▶ **SUPPLIED MATERIAL**
━━━━━━━━━━━━━━━━━━━━
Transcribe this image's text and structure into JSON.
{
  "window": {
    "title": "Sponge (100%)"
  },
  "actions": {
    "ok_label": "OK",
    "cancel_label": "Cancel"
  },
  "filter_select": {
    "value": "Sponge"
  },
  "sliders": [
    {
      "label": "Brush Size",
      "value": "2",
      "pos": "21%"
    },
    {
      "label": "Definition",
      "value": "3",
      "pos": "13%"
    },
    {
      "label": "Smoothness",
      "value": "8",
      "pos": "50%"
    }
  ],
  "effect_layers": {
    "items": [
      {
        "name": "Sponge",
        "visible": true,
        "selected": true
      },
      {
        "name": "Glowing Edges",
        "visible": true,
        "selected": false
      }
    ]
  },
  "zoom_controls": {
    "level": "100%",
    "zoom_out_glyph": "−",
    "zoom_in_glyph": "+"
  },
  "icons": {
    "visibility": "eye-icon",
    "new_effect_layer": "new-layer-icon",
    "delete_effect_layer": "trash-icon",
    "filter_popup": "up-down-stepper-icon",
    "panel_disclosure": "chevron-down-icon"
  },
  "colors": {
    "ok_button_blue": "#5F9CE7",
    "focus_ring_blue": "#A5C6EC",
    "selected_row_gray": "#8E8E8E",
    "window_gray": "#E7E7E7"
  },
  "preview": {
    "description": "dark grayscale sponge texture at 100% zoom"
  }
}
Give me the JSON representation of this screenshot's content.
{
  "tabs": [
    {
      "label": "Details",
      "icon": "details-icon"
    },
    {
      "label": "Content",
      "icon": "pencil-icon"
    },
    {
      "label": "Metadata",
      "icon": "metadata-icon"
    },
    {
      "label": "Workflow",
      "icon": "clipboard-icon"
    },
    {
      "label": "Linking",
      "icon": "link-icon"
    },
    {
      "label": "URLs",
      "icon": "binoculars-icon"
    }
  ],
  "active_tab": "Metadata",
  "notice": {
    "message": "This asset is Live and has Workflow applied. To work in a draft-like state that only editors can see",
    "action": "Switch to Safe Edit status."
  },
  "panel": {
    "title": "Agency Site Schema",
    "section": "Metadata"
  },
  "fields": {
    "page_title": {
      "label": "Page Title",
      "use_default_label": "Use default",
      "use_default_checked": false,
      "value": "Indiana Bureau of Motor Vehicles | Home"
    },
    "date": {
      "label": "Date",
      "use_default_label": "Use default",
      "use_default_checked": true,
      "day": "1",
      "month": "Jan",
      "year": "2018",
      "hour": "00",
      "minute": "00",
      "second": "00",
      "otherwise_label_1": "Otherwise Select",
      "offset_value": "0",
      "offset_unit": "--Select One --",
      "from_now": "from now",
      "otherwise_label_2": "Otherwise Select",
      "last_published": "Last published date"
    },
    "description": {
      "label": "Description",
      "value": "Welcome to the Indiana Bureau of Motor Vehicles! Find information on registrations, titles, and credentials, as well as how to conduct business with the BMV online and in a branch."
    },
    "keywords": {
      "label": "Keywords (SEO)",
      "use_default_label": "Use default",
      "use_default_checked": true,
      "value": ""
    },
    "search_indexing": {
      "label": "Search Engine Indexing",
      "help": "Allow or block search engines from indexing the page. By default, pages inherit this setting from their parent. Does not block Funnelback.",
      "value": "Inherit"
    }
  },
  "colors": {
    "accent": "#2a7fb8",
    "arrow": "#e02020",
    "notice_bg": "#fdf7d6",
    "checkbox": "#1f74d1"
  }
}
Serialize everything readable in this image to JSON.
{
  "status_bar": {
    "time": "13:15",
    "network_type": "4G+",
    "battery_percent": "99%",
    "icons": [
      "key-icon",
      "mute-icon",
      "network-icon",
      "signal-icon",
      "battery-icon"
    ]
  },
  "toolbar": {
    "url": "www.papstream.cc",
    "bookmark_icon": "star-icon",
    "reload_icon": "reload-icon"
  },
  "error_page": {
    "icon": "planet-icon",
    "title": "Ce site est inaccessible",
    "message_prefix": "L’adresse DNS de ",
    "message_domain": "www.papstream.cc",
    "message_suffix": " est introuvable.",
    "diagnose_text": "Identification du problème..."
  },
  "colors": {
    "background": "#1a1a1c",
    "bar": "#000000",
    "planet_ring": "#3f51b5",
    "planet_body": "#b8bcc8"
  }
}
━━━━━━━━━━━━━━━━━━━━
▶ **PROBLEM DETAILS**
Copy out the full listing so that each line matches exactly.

▶ **EXERCISE OUTPUT**
Transcribe this image's text and structure into JSON.
{
  "window": {
    "title": "Sponge (100%)"
  },
  "actions": {
    "ok_label": "OK",
    "cancel_label": "Cancel"
  },
  "filter_select": {
    "value": "Sponge"
  },
  "sliders": [
    {
      "label": "Brush Size",
      "value": "2",
      "pos": "21%"
    },
    {
      "label": "Definition",
      "value": "3",
      "pos": "13%"
    },
    {
      "label": "Smoothness",
      "value": "8",
      "pos": "50%"
    }
  ],
  "effect_layers": {
    "items": [
      {
        "name": "Sponge",
        "visible": true,
        "selected": true
      },
      {
        "name": "Glowing Edges",
        "visible": true,
        "selected": false
      }
    ]
  },
  "zoom_controls": {
    "level": "100%",
    "zoom_out_glyph": "−",
    "zoom_in_glyph": "+"
  },
  "icons": {
    "visibility": "eye-icon",
    "new_effect_layer": "new-layer-icon",
    "delete_effect_layer": "trash-icon",
    "filter_popup": "up-down-stepper-icon",
    "panel_disclosure": "chevron-down-icon"
  },
  "colors": {
    "ok_button_blue": "#5F9CE7",
    "focus_ring_blue": "#A5C6EC",
    "selected_row_gray": "#8E8E8E",
    "window_gray": "#E7E7E7"
  },
  "preview": {
    "description": "dark grayscale sponge texture at 100% zoom"
  }
}
Give me the JSON representation of this screenshot's content.
{
  "tabs": [
    {
      "label": "Details",
      "icon": "details-icon"
    },
    {
      "label": "Content",
      "icon": "pencil-icon"
    },
    {
      "label": "Metadata",
      "icon": "metadata-icon"
    },
    {
      "label": "Workflow",
      "icon": "clipboard-icon"
    },
    {
      "label": "Linking",
      "icon": "link-icon"
    },
    {
      "label": "URLs",
      "icon": "binoculars-icon"
    }
  ],
  "active_tab": "Metadata",
  "notice": {
    "message": "This asset is Live and has Workflow applied. To work in a draft-like state that only editors can see",
    "action": "Switch to Safe Edit status."
  },
  "panel": {
    "title": "Agency Site Schema",
    "section": "Metadata"
  },
  "fields": {
    "page_title": {
      "label": "Page Title",
      "use_default_label": "Use default",
      "use_default_checked": false,
      "value": "Indiana Bureau of Motor Vehicles | Home"
    },
    "date": {
      "label": "Date",
      "use_default_label": "Use default",
      "use_default_checked": true,
      "day": "1",
      "month": "Jan",
      "year": "2018",
      "hour": "00",
      "minute": "00",
      "second": "00",
      "otherwise_label_1": "Otherwise Select",
      "offset_value": "0",
      "offset_unit": "--Select One --",
      "from_now": "from now",
      "otherwise_label_2": "Otherwise Select",
      "last_published": "Last published date"
    },
    "description": {
      "label": "Description",
      "value": "Welcome to the Indiana Bureau of Motor Vehicles! Find information on registrations, titles, and credentials, as well as how to conduct business with the BMV online and in a branch."
    },
    "keywords": {
      "label": "Keywords (SEO)",
      "use_default_label": "Use default",
      "use_default_checked": true,
      "value": ""
    },
    "search_indexing": {
      "label": "Search Engine Indexing",
      "help": "Allow or block search engines from indexing the page. By default, pages inherit this setting from their parent. Does not block Funnelback.",
      "value": "Inherit"
    }
  },
  "colors": {
    "accent": "#2a7fb8",
    "arrow": "#e02020",
    "notice_bg": "#fdf7d6",
    "checkbox": "#1f74d1"
  }
}
Serialize everything readable in this image to JSON.
{
  "status_bar": {
    "time": "13:15",
    "network_type": "4G+",
    "battery_percent": "99%",
    "icons": [
      "key-icon",
      "mute-icon",
      "network-icon",
      "signal-icon",
      "battery-icon"
    ]
  },
  "toolbar": {
    "url": "www.papstream.cc",
    "bookmark_icon": "star-icon",
    "reload_icon": "reload-icon"
  },
  "error_page": {
    "icon": "planet-icon",
    "title": "Ce site est inaccessible",
    "message_prefix": "L’adresse DNS de ",
    "message_domain": "www.papstream.cc",
    "message_suffix": " est introuvable.",
    "diagnose_text": "Identification du problème..."
  },
  "colors": {
    "background": "#1a1a1c",
    "bar": "#000000",
    "planet_ring": "#3f51b5",
    "planet_body": "#b8bcc8"
  }
}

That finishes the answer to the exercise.